by John Merli ~ April 26, 2006
NAB DAILY NEWS
Speakers and panelists at Monday evening's MultiMedia World Keynote Session on "The Digital Media Supply Chain: Hollywood Meets Silicon Valley," agreed with panelist Darcy Antonellis that when it comes to adopting - and adapting to - today's media rapidly changing landscape, nothing begins in a vacuum.
"No one has the luxury of starting to work from a clean sheet of paper," she said in a panel discussion. "We have a legacy business we're trying to transform very quickly."
Antonellis is an executive VP of Distribution & Content at Warner Brothers.
"There is a demand now for anything... anytime," she added.
Featured speaker Willem deZoete, VP/GM of Digital Entertainment Services at HP, which sponsored the keynote session, said on a simple level what's happening in multimedia today is what occurred with small independent bookstores 30 years ago.

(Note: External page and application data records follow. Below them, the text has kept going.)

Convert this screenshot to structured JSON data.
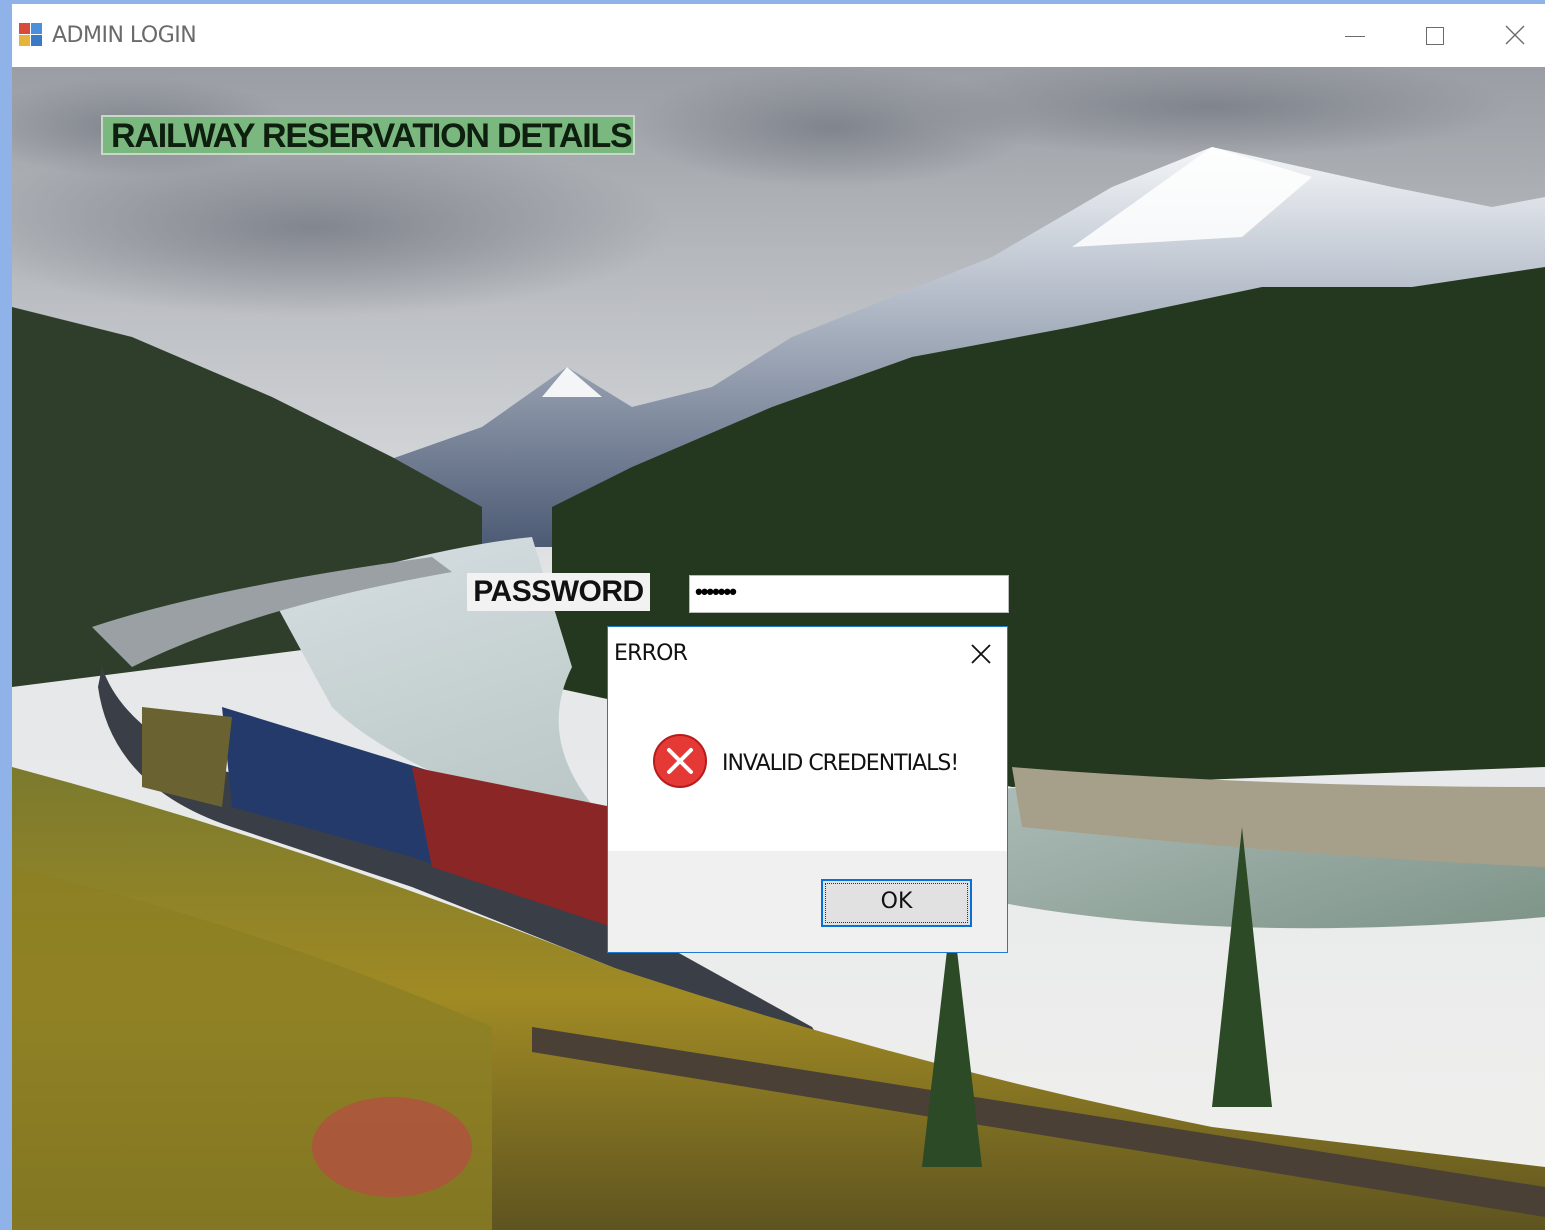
{
  "window": {
    "title": "ADMIN LOGIN",
    "controls": [
      "minimize-icon",
      "maximize-icon",
      "close-icon"
    ]
  },
  "form": {
    "heading": "RAILWAY RESERVATION DETAILS",
    "password_label": "PASSWORD",
    "password_value": "•••••••"
  },
  "dialog": {
    "title": "ERROR",
    "icon": "error-icon",
    "message": "INVALID CREDENTIALS!",
    "ok_label": "OK"
  },
  "colors": {
    "heading_bg": "#7ab87f",
    "dialog_border": "#1e7bd2",
    "error_red": "#e53935",
    "ok_border": "#0a6fd6"
  }
}
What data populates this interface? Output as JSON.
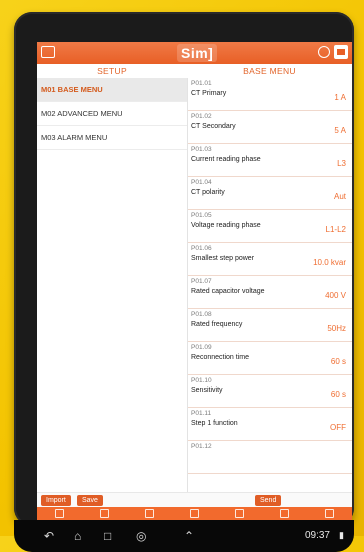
{
  "app": {
    "brand": "Sim]"
  },
  "sections": {
    "left_title": "SETUP",
    "right_title": "BASE MENU"
  },
  "menu": [
    {
      "label": "M01 BASE MENU",
      "active": true
    },
    {
      "label": "M02 ADVANCED MENU",
      "active": false
    },
    {
      "label": "M03 ALARM MENU",
      "active": false
    }
  ],
  "params": [
    {
      "code": "P01.01",
      "name": "CT Primary",
      "value": "1 A"
    },
    {
      "code": "P01.02",
      "name": "CT Secondary",
      "value": "5 A"
    },
    {
      "code": "P01.03",
      "name": "Current reading phase",
      "value": "L3"
    },
    {
      "code": "P01.04",
      "name": "CT polarity",
      "value": "Aut"
    },
    {
      "code": "P01.05",
      "name": "Voltage reading phase",
      "value": "L1-L2"
    },
    {
      "code": "P01.06",
      "name": "Smallest step power",
      "value": "10.0 kvar"
    },
    {
      "code": "P01.07",
      "name": "Rated capacitor voltage",
      "value": "400 V"
    },
    {
      "code": "P01.08",
      "name": "Rated frequency",
      "value": "50Hz"
    },
    {
      "code": "P01.09",
      "name": "Reconnection time",
      "value": "60 s"
    },
    {
      "code": "P01.10",
      "name": "Sensitivity",
      "value": "60 s"
    },
    {
      "code": "P01.11",
      "name": "Step 1 function",
      "value": "OFF"
    },
    {
      "code": "P01.12",
      "name": "",
      "value": ""
    }
  ],
  "buttons": {
    "import": "Import",
    "save": "Save",
    "send": "Send"
  },
  "status": {
    "time": "09:37"
  },
  "colors": {
    "accent": "#e85f26",
    "value": "#ef6d31",
    "menu_active_bg": "#e9e9e9"
  }
}
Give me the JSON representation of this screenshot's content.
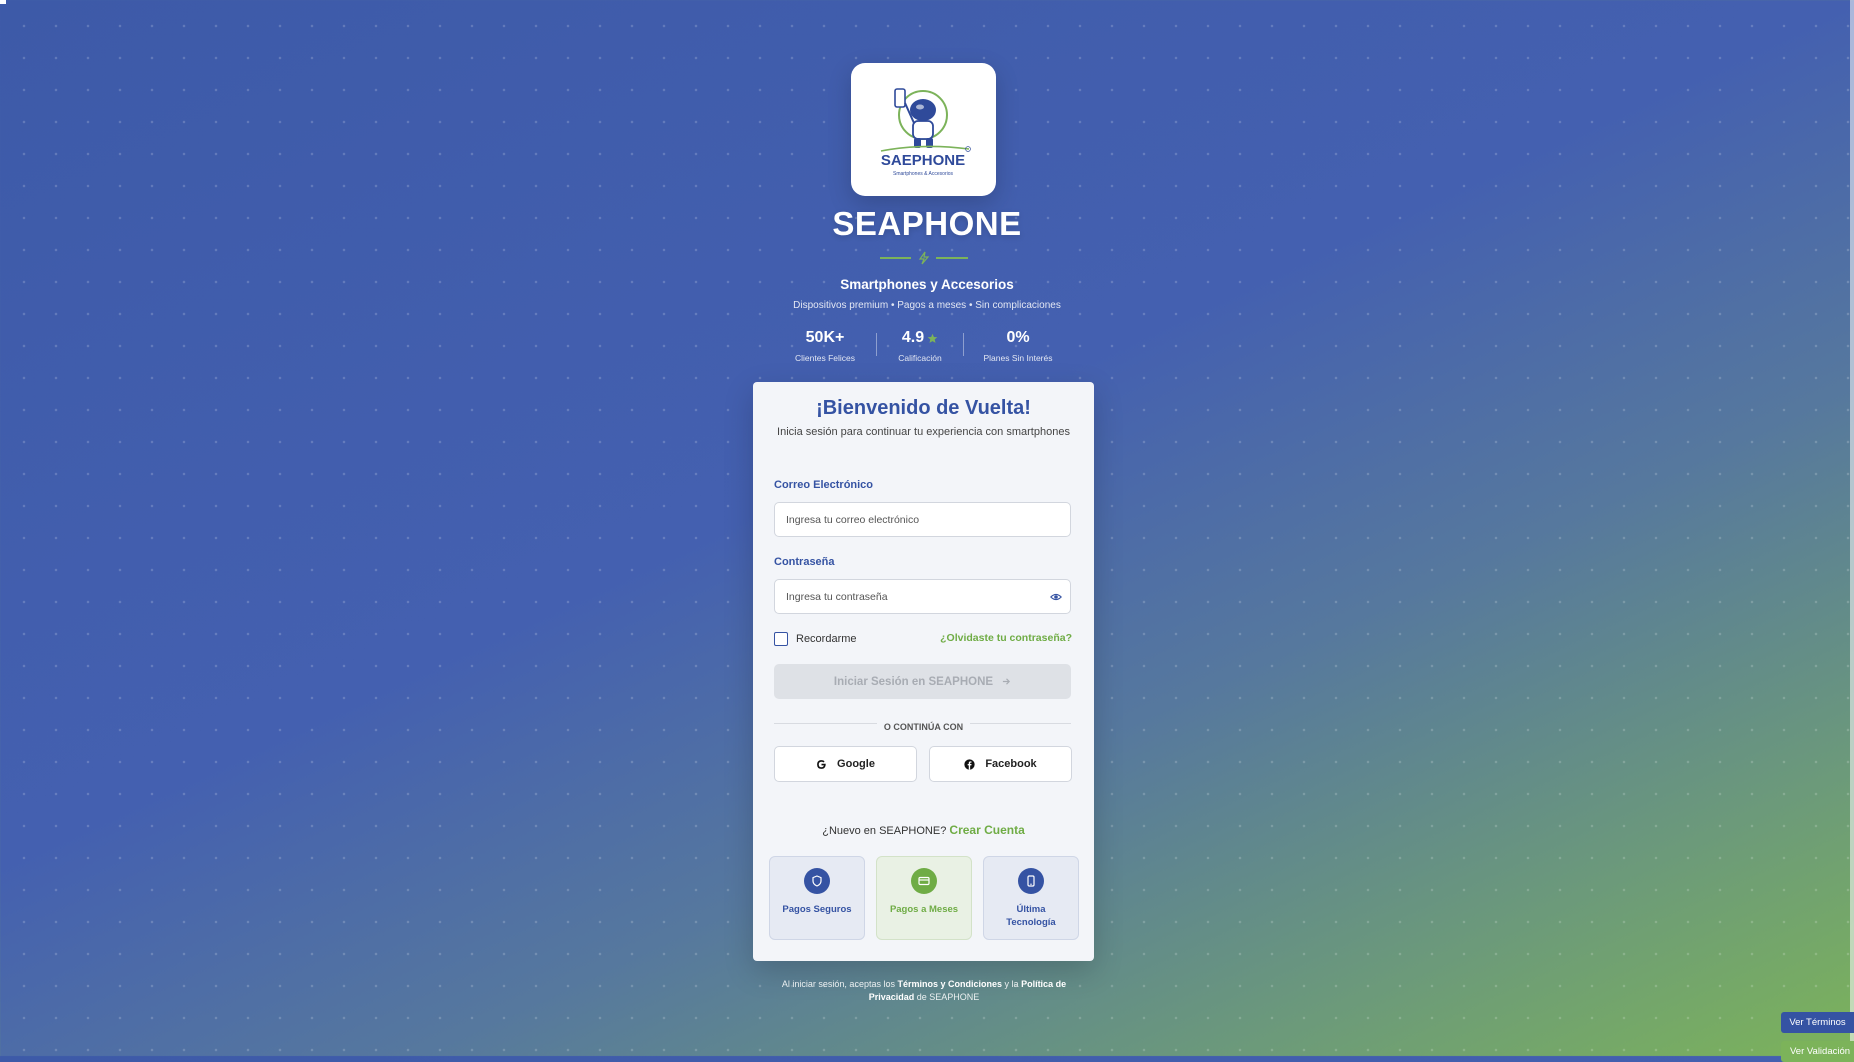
{
  "brand": {
    "logo_text": "SAEPHONE",
    "logo_subtext": "Smartphones & Accesorios",
    "name": "SEAPHONE",
    "tagline": "Smartphones y Accesorios",
    "subtagline": "Dispositivos premium • Pagos a meses • Sin complicaciones"
  },
  "stats": [
    {
      "value": "50K+",
      "label": "Clientes Felices"
    },
    {
      "value": "4.9",
      "label": "Calificación",
      "icon": "star-icon"
    },
    {
      "value": "0%",
      "label": "Planes Sin Interés"
    }
  ],
  "login": {
    "title": "¡Bienvenido de Vuelta!",
    "subtitle": "Inicia sesión para continuar tu experiencia con smartphones",
    "email_label": "Correo Electrónico",
    "email_placeholder": "Ingresa tu correo electrónico",
    "email_value": "",
    "password_label": "Contraseña",
    "password_placeholder": "Ingresa tu contraseña",
    "password_value": "",
    "remember_label": "Recordarme",
    "forgot_label": "¿Olvidaste tu contraseña?",
    "submit_label": "Iniciar Sesión en SEAPHONE",
    "or_label": "O CONTINÚA CON",
    "google_label": "Google",
    "facebook_label": "Facebook",
    "signup_prompt": "¿Nuevo en SEAPHONE?",
    "signup_link": "Crear Cuenta"
  },
  "features": [
    {
      "label": "Pagos Seguros",
      "icon": "shield-icon"
    },
    {
      "label": "Pagos a Meses",
      "icon": "credit-card-icon"
    },
    {
      "label": "Última Tecnología",
      "icon": "smartphone-icon"
    }
  ],
  "legal": {
    "prefix": "Al iniciar sesión, aceptas los",
    "terms": "Términos y Condiciones",
    "middle": "y la",
    "privacy": "Política de Privacidad",
    "suffix": "de SEAPHONE"
  },
  "floating": {
    "terms_button": "Ver Términos",
    "validation_button": "Ver Validación"
  },
  "colors": {
    "primary": "#3553a3",
    "accent": "#6fac45",
    "card_bg": "#f3f5f9"
  }
}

By adapting to consumer needs, and adopting to a changing media environment, the Borders and Barnes & Nobles of the world "completely restructured the way books are sold," he said, and changed the fundamental approach to filling the consumer's needs.
Adapting to such evolving needs, which can alter and switch without much warning, requires flexibility and the need, said deZoete, "to better invest in a platform that is scalable, rather than having to go back and start all over again" if a trend in the marketplace is missed. One of the company's key tools, he said, is the HD Digital Media Platform 3.0.
"We lived in a very stable industry for a long time and now that has quickly changed," said panelist Jose Royo, senior VP of the Digital Services Group at Ascent Media Group. "Change is so rapid now that there's this 'constant' of how do we look ahead?"
Other panelists included Tony Beswick, VP at Sony Pictures; Brian Levy, GTO in the CTO office at BT Group; Tim Bridges, VP at Cap Gemini Ernst & Young; and moderator Janet Gardner of The Perspective Media Group.
"How will that last 10 feet of digital [content] get to the home," Bridges asked, in a discussion of how to keep the "multi" in multimedia for the long term.
Beswick offered one clear sign of responding to content delivery demands: The interval between getting "Memoirs of a Geisha" (and other feature films) from its recent theater run to DVD disc was barely a couple of months. Even a year ago it would have been noticeably longer. Panelists also touched on the growing problem of scalability, in response to an audience question. For example, how do we produce content that may be shown on a giant IMAX screen as well as on a tiny iPod screen?
And what exactly is "content" these days, they asked. Doesn't content planning these days also have to include during principal production what may eventually be used for those special features on the eventual DVD version? As one of deZoete's opening slides declared: "It's all starting to happen. Really fast."
© 2006 NAB